Australian work norms have changed completely over the last decade and flexible work is a prime example. Once considered the domain of mothers returning to work part-time, job flexibility is now desired by all sections of the professional workforce. From graduates to parents, from busy singletons to those nearing retirement, an increasing number of professionals are now opting to blend work with travel, voluntary work, elder care or further study.
With co-parenting on the rise and more women taking on the role of primary salary earner, it’s also pretty clear that fathers want to spend more quality time caring for their children and have a fulfilling career too. According to research by the Diversity Council Australia, 64% of men say they would like to choose their start and finish times, 56% would like to work a compressed week, 34% would work some regular hours at home if given the option, and 20% would elect to work part-time in order to have greater work/life balance. Worryingly, 18% of men, including 37% of young fathers (aged under 35) have ‘seriously considered’ leaving an organisation due to lack of flexibility.
At a later stage, many professionals also prefer reduced work hours during the last 10 years of their careers in order to ease into a more relaxed lifestyle. This trend will only grow as the age of retirement - and our workforce - creeps ever upwards. The fact is the idea of ‘living to work’ is gradually fading from our workforce culture, even in the most demanding professions founded on the 50-hour week and presenteeism. Instead the desire for work/life balance is the new driver for change and it’s here we still have some work to do as a nation. The recent release of the OECD Better Life Index ranks Australia 29 out of 36 countries in the area of work/life balance, behind New Zealand, the UK and Germany.

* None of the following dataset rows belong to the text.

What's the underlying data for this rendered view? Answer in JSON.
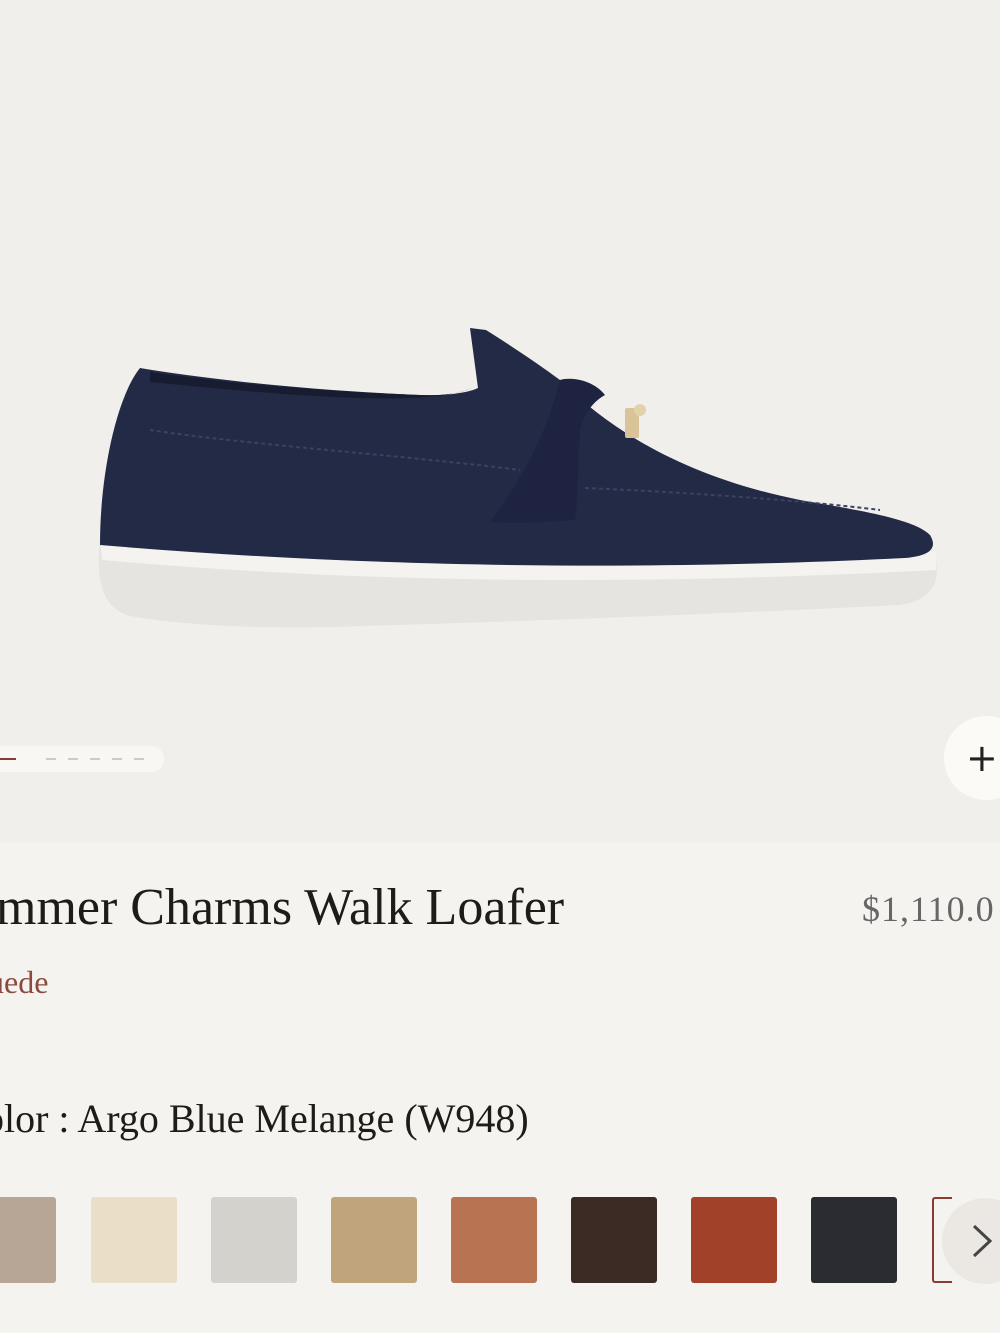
{
  "product": {
    "title": "ummer Charms Walk Loafer",
    "price": "$1,110.0",
    "material": "uede",
    "color_line": "olor : Argo Blue Melange (W948)"
  },
  "gallery": {
    "current_index": 1,
    "total_images": 7
  },
  "colors": {
    "accent": "#8a3a32",
    "shoe": "#232a45",
    "swatches": [
      "#b7a595",
      "#eadfc6",
      "#d4d2cd",
      "#bfa47c",
      "#b87352",
      "#3c2a24",
      "#a2412a",
      "#2a2c31"
    ]
  },
  "icons": {
    "zoom": "plus-icon",
    "next": "chevron-right-icon"
  }
}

This got me thinking about the importance of work/life balance and flexibility in our own business. It’s not just the many part-time, contract and temporary assignments we fill across accounting, strategy and finance, technology and wealth management each quarter, but the shape of our own workforce. Flexibility and autonomy are highly prized by our consultants and big part of what attracts them to a career at Marshall McAdam. Mirroring the workforce in general, their reasons are many and varied. Some are co-parenting or pursuing post-graduate studies, while others are simply invested in important side projects like music, sport or travel which reinforces the need for ‘flexibility for all.’
In fact, we’ve built a fantastic team by pursuing an agenda of flexibility for the purpose of achieving high performance – evidently this is reflected in our growth over the last five years and a staff retention rate well above the industry average. My firm belief is organisations that don’t have a strategy in place to find, attract, on-board and retain talented people who want flexible work arrangements, will simply miss out on access to a growing part of the talent pool in the future.